Exercise description: How many lines in the data below have the string "this"? Reply with the number alone.

▬▬▬

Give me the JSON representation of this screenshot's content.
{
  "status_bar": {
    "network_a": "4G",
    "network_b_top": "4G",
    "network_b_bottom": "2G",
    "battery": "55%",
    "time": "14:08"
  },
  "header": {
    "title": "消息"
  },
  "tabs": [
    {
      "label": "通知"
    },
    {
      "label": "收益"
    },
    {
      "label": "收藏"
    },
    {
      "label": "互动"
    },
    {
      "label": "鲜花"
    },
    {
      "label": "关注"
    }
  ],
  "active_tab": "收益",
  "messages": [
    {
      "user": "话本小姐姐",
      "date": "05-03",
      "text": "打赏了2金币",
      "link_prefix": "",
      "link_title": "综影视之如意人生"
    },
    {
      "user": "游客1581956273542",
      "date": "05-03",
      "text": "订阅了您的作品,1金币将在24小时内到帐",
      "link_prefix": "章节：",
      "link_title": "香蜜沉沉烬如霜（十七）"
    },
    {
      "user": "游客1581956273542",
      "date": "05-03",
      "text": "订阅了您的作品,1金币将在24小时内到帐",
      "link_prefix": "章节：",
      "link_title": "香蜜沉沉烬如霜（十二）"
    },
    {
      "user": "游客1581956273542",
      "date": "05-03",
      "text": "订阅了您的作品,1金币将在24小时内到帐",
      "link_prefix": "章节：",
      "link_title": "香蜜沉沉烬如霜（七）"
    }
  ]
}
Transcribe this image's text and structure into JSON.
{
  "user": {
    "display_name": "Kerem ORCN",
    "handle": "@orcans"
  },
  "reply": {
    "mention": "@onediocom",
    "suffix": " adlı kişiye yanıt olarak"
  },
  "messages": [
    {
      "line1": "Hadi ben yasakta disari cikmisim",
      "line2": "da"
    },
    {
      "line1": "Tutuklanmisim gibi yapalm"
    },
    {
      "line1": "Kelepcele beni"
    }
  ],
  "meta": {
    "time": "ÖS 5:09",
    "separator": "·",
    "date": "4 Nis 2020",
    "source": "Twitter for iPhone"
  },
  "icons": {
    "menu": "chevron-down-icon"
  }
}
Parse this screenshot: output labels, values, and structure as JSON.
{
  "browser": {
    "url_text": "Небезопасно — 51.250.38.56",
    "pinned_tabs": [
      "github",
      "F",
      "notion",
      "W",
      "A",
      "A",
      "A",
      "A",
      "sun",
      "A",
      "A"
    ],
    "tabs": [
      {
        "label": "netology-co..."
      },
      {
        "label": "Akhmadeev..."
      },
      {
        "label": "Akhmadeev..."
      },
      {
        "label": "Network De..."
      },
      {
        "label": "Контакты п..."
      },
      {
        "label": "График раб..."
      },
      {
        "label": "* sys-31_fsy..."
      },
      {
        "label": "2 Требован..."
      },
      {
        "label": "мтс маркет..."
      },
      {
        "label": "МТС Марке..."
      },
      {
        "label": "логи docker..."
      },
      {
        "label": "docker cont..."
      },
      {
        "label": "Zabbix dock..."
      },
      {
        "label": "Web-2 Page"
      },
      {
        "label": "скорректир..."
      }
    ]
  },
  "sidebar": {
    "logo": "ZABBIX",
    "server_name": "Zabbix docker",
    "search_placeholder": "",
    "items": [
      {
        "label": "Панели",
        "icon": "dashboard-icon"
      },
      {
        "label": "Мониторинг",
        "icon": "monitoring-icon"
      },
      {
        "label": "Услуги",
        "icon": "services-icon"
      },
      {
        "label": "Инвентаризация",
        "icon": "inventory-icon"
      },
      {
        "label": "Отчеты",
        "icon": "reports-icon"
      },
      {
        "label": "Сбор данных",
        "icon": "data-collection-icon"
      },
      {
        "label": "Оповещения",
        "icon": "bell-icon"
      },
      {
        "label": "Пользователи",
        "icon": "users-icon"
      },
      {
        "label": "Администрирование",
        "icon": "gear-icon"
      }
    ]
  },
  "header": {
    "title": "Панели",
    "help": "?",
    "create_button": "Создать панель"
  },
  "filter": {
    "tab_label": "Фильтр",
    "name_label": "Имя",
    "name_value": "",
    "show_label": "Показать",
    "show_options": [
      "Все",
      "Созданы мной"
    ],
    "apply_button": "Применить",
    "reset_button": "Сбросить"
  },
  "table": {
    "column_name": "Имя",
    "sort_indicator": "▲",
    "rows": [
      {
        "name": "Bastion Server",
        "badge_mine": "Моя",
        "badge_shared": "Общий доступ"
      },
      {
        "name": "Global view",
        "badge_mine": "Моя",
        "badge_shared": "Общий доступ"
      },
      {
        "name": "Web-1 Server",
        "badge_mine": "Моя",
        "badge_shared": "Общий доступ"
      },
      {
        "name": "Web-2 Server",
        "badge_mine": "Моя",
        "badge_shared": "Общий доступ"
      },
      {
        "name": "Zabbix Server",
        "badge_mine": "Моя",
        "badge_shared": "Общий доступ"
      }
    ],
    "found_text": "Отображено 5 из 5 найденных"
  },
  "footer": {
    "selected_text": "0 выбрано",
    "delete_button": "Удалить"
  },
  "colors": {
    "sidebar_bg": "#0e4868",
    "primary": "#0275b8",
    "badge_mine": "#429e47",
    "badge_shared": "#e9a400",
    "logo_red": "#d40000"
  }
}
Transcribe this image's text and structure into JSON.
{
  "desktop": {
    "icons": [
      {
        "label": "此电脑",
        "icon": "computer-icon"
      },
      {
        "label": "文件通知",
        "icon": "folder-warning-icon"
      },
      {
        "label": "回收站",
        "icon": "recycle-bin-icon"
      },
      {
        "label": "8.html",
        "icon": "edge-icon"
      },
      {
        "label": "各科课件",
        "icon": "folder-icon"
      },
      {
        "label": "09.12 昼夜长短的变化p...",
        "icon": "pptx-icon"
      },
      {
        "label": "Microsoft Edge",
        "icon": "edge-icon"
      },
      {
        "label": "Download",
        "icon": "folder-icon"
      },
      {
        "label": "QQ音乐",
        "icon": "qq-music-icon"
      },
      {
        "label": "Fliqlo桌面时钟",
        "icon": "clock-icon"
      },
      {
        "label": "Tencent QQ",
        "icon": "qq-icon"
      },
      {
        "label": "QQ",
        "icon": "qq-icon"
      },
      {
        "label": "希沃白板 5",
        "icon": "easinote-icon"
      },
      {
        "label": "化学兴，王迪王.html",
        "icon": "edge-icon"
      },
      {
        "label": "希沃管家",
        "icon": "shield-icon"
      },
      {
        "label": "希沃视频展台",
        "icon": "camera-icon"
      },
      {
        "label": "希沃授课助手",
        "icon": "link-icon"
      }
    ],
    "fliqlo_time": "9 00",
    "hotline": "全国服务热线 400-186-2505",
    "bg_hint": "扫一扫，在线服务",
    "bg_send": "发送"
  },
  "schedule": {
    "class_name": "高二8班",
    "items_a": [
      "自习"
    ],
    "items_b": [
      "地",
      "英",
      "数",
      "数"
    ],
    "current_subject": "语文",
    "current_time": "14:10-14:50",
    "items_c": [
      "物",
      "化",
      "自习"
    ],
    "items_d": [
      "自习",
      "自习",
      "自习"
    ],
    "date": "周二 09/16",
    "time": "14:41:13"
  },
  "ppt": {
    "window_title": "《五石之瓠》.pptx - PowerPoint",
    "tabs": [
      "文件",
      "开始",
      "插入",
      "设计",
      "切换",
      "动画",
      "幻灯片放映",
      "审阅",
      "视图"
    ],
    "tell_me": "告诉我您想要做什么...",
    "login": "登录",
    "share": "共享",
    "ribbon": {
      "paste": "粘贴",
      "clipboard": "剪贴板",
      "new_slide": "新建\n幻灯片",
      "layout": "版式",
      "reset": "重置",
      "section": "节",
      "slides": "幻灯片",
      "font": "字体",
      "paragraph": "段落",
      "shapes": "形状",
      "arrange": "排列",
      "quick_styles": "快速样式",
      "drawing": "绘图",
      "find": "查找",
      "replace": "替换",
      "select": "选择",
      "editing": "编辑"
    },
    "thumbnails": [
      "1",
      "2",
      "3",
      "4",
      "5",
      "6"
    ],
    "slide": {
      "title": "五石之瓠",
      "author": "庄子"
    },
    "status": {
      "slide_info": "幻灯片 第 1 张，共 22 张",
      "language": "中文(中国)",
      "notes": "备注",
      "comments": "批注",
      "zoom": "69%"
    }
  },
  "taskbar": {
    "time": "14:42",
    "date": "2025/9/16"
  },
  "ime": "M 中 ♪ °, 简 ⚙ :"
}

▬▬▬

Response to the task: 4